Category: Books

10 Books On Every Startup Founders Bookshelf

10 Books on Every Startup Founders Bookshelf:

Last week we had our first All Day AMA event on Pinguin and it was a huge success! Pinguin users got a chance to interact live with a group of young, successful and hungry entrepreneurs in the startup space.

During the event, a lot of users were asking about books each host was reading so we compiled a list of some of their recommendations as well as some others that should be on every startup founders bookshelf:

startup, book, business
The Lean Startup By Eric Ries
people, profit, book, business
People Over Profit By Dale Partridge

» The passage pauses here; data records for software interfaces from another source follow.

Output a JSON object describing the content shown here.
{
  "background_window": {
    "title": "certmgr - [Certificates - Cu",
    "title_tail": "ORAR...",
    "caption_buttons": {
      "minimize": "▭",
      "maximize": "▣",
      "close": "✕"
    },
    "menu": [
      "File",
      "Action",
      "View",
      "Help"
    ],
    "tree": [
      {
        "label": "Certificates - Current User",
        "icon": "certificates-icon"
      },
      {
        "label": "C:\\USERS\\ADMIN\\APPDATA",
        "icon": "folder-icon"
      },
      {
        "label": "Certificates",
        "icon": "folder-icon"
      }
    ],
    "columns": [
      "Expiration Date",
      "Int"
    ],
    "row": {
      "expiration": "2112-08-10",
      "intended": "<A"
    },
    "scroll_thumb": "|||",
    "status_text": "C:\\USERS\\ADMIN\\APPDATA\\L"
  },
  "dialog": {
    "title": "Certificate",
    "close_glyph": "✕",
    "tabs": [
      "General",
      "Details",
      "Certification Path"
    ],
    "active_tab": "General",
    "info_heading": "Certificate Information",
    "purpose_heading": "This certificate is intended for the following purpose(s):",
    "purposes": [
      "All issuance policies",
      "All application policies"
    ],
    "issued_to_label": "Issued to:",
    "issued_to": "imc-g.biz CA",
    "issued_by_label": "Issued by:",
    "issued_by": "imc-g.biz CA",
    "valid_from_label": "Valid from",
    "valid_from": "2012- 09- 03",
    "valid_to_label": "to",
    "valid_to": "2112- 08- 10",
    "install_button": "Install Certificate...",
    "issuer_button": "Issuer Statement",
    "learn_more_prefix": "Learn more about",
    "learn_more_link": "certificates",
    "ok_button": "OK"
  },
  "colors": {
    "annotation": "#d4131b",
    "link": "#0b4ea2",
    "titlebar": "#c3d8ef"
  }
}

business, startup, book
The Hard Thing About Hard Things By Ben Horowitz
business, startup, book
Zero To One By Peter Thiel
chat app pinguin chat ios chat app
Hooked By Nir Eyal


chat app pinguin chat ios chat app
Without Their Permission By Alexis Ohanian
real estate, business, invest
The Real Estate Game By: William J. Poorvu
business, tools, startup, success
Tools of Titans By Tim Ferriss
Hacking Growth By Sean Ellis
charity, good, business, innovate
Start Something That Matters By Blake Mycoskie



Pinguin Book Club: Without Their Permission

We have read many books that seek to inspire and motivate entrepreneurs on their quest to change the world with an ambitious startup. When we picked up ‘Without Their Permission’ our goal was to gain insight into the mind of one of the internet’s most successful community builders, Alexis Ohanian. The reason I start off like this is because this book is different than all the other books we have read. While it absolutely motivates and inspires, it felt real. It was written in a way that not only connected but entertained. Also being an NY boy myself, anyone who can quote Jay-Z and Winston Churchill has my full attention. (the footnotes are something you do not want to ignore either #gold)

The book serves as a blueprint into the conception of Reddit, the internet’s now #4 biggest website in the US. In addition, WTP gives a closer look at what it takes to start a startup, with Alexis’ biggest advice being to simply ‘please start’:

“the only advice I can give that I guarantee is true is that you’ll never succeed unless you try. Just please start. You don’t need anyone’s permission, certainly not mine”

Ohanian drops knowledge throughout the book by sharing his experiences with other companies he has started and invested in. By doing so he paints a clear picture of the startup world and the highs and lows that come along with it.

Our take away:

If your currently building something, you know first hand that it’s hard work. And if you have something build, then you for sure know it’s also hard to get it off the ground. This book is one that does not sugar coat those hardships, but what I liked is that it doesn’t spend too much time highlighting them. (also he reinforces the importance of a cute mascot 🙃)

We already know what we are trying to do is fucking hard. Hearing that other people (successful ones at that) have dealt with similar hardships, is the truth we all need, but how they overcame them and the perseverance, is way more valuable to us as a team. ‘Without Their Permission’ served as words of encouragement in the form of shared experiences (both good and bad).

Our goal with Pinguin is to develop a community centered around high quality, useful and entertaining conversation on the things that you actually care about. And that is why we encourage people to #FollowWhatYouLove. As a company, are living that tagline every day and while the journey has been hard, we cannot wait to see where it leads us. 🐧

Pinguin Book Club : Hooked

We as a team always want to keep learning about the social space we are seeking to be a part of. Reading is a great way for us to study about how to build the best conversation app possible.

This month we read the book ‘Hooked: How to Build Habit-Forming Products’ by Nir Eyal. In it, the book explains the four phases of building habit-forming products: Trigger, Action, Reward and Investment. The book dives into each phase and how when used together helps to create an experience that forms user habits.

The part of the book that caught our attention was the responsibility we have as product makers. Habits should not become addicting to users and the habits we do create should enhance a person’s life. The entire reason we are creating Pinguin is because we feel social media has become addicting while being inefficient. Our goal is to create an app where users don’t have to spend a lot of time to get the things they want out of it. We feel this will create an experience that keeps people coming back for more.